The Uniform Parentage Act governs the determination of parentage of children who are born of parents that are not married. The Act, in various forms, is implemented in the majority of states. One provision of the act provides that if a man provides semen to a licensed physician, for the purpose of inseminating an unmarried woman, the man is legally barred from claiming parentage of the child who results therefrom.
The original basis for the law was a means to allow both unmarried women and women who were married to men who were infertile to have children without fear that the sperm donor would eventually claim some right to the child. Years ago this was, and today in certain instances remains, a just result. But times have changed, medicine had changed and fertility treatments have become more accessible. At the same time, the fabric of family life has also changed. The law needs to accommodate that. Recently introduced in the California Legislature is Senate Bill 115, a bill necessary to clarify the state of the law when a man provides sperm to an unmarried partner, which would allow sperm donors to pursue parental rights in certain situations. The bill is intended to allow a limited class of fathers, those who have brought the children into their homes, and held the children out as their own, to obtain parentage rights to those children. The bill is necessary in order to protect those children from losing a relationship with their fathers.
Unmarried parents are commonplace in today's society. Often times, unmarried individuals, both straight and gay, will choose to have a child or children together. Like many others, these unmarried individuals sometimes have fertility problems and can only have children using Assisted Reproductive Technology. In many situations, these people go into the process with the best of intentions, that being to co-parent the children that result. In some situations they may not have that intention at the time of conception, but, ultimately both consent to participate in the upbringing of the child. In either situation, the child that results has a relationship with the other parent. Without the modification to the law addressed by SB 115, that relationship is not protected. If the mother who gave birth to the child wishes at any time thereafter to exclude the other parent, the law allows that.
Before alarmists contend that this bill might infringe upon the rights of women who choose to have children as single parents, or the rights of lesbian couples who need donated sperm in order to establish a family, there is one thing that needs to be kept in mind. This bill does not throw open the doors to litigation by any and all sperm donors. It specifically addresses only those men who have a relationship with the child. In those situations only, the bill prevents a mother from being able terminate the father-child relationship at her whim if that child was conceived using fertility procedures administered by a licensed physician.
The bill has to be read in conjunction with existing California statutes on parentage. Notably, California Family Code Section 7611 dictates the circumstances under which a man is presumed to be the father of a child. Subsection (d) gives a man who "receives a child into his home and openly holds out the child as his natural child" parentage status. The intent behind this statute is to allow men to establish parentage regardless of biology when it is in the child's interest to do so because that man has treated the child as his own. Section 7611 does not place any limitation on who it is that may seek such an order. In fact, any man could seek parentage of any child if he can establish that he held the child out and received the child into his home.

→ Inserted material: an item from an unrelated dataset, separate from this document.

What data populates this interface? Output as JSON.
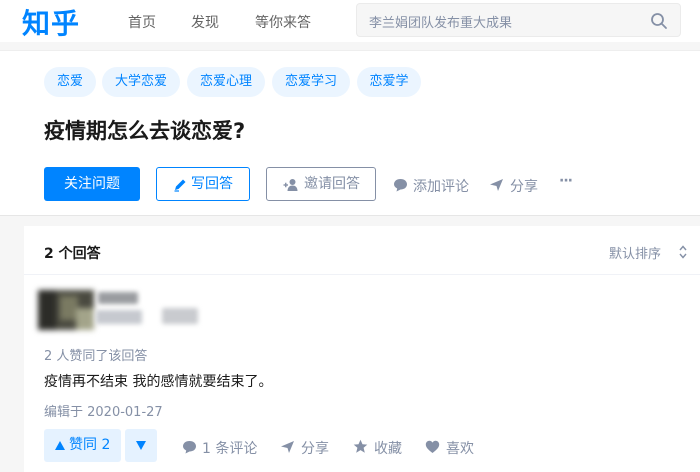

Without the passage of SB 115, a conflicting statute, Family Code Section 7613(b), acts to prevent only one specific group of men from being declared the legal father: those that are biological the father of the children. The current state of the law makes an absurdity a reality: if a man donates sperm, and after the fact establishes a relationship with the child with the consent of the child's mother, that man is precluded from establishing legal parentage of his own child. At the same time, if the mother's next door neighbor who has no biological connection to the child establishes a relationship with the child and meets the requirements of Section 7611(d), he is permitted to establish legal parentage. This cannot be what the law intends.
The bill reconciles Sections 7611 and 7613 so that they are consistent. It places California in line with the status of the law in other states. For example, in Colorado, the Supreme Court recognized the problem which SB 115 seeks to address when it rendered its opinion in a case known as Interest of R.C. There, unmarried heterosexual individuals conceived a child using fertility treatments. The court recognized that the legislature had "not considered nor intended to affect the rights of known donors who gave semen to unmarried women for use in artificial insemination with the agreement that the donor would be the father of any child so conceived." The court stated that the father had a right to petition the court to determine whether he had established himself as the parent of the child that resulted. The reality is that unmarried individuals often intend to raise children together. The law should carry out that intent regardless of whether one party decides after the child is born that she has had a change of heart. We don't deny children of divorced parents relationships with both of their parents, and we shouldn't single out children brought into the world by unmarried parents using fertility treatments.
It is important to keep in mind the fact that it is only those men who establish a relationship with a child who would be permitted to seek parentage orders under SB 115. The only way that these men establish such a relationship is with the consent of the biological mother. If the mother does not wish to be faced with a co-parent it is in her power to prevent that from happening. She can either use sperm obtained from an anonymous donor who has waived his rights, or she can refuse to permit a relationship from being established in the first place. It is not the child who should be deprived of a relationship because the child's mother has changed her mind.